An old-school barber catering to contemporary gentlemen, monogramming services and bespoke furniture.
No, these aren't the highlights of an intimidatingly upscale store targeting the consummate hipster - you know, the kind who wears a Leica slung around his neck and who could elucidate the complex layers of an artisanal coffee.
Instead, they're the star attractions of Metro's latest store at The Centrepoint.
First, Robinsons was transformed into a hangout for the ultra-chic. Now, Tangs has revealed two floors dedicated to fashion brands usually the sole reserve of cult multi-label emporiums.
And Metro - yes, the store better known for great value and garments in forgiving silhouettes, has revealed some semblance of being on-trend with its latest venture. Forget indie boutiques. Could the department store be on the zeitgeist of retail?

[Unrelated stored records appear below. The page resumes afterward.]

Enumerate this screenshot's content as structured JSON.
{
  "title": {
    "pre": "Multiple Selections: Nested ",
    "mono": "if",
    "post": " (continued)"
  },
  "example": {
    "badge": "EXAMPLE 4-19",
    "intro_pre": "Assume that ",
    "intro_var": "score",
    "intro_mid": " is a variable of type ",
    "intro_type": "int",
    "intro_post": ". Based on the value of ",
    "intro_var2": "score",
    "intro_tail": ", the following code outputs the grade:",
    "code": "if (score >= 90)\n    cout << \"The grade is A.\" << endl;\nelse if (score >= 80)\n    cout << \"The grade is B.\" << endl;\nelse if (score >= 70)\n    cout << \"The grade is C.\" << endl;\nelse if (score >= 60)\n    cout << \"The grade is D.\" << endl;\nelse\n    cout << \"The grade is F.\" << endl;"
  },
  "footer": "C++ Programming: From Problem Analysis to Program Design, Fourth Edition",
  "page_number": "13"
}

"Metro has always been a go-to department store for discerning shoppers who understand quality and appreciate the well-made selection of merchandise we carry," proclaims Hugh Kwan, branch manager of Metro Centrepoint, which opened earlier this month."
"We will continue to reach out to them and at the same time, attract the young working adults with our contemporary and private labels as well as modern homemakers looking for a well-curated selection of home, living and kids' products."
Still retaining a wide range of products catering not just to the young trendite (there are still podiatrist-approved pumps and chintzy evening dresses perfect for the mother of the bride a-plenty), Metro is however taking baby steps towards cool-ville by offering S$60 shaves by its "barbers-in-residence", homegrown London-inspired barber Sultans of Swing.
The six-storey store also includes a monogram and embroidery service to personalise gifts, and a specialist furniture design section to pick out colours and fabrics for your bespoke couch, chair or headboard.
"Everyone knows that the retail environment is notoriously difficult and retailers need to constantly innovate with new ideas, concepts and experiences," adds Mr Kwan.
"We're not blind to consumer trends. Shoppers still enjoy shopping in brick-and mortar, attending events and participating in store activities. To this end, we will continue to offer a wide selection of brands in-store, bespoke services, curated events, shopper conveniences such as playroom and nursery."
Most recently, as part of a three-year transformation of its flagship Orchard store which cost an estimated S$45 million, Tangs has revealed the third phase of its revamp with two fashion floors, each dedicated to men's and womenswear.
It carries a stable of new labels like Aijek, a womenswear brand by homegrown designer Danielle Woo; and exclusive brands like Collette by Collette Dinnigan, the bridge line by the Australian designer, and the shoe brand favoured by Kate Middleton, LK Bennett.
"We consider ourselves curators, providing only the best merchandise offerings for our customers," says Foo Tiang Sooi, chief executive officer of Tangs.
"As one of Singapore's oldest homegrown department stores and an icon close to the heart of every Singaporean, our heritage remains a key differentiator. Thus, our store will always be a reflection of who we are as contemporary Asians and Singaporeans. It is the overall experience at Tangs that sets us apart - that familiar feeling when one walks into a store, and instantly feels comfortable."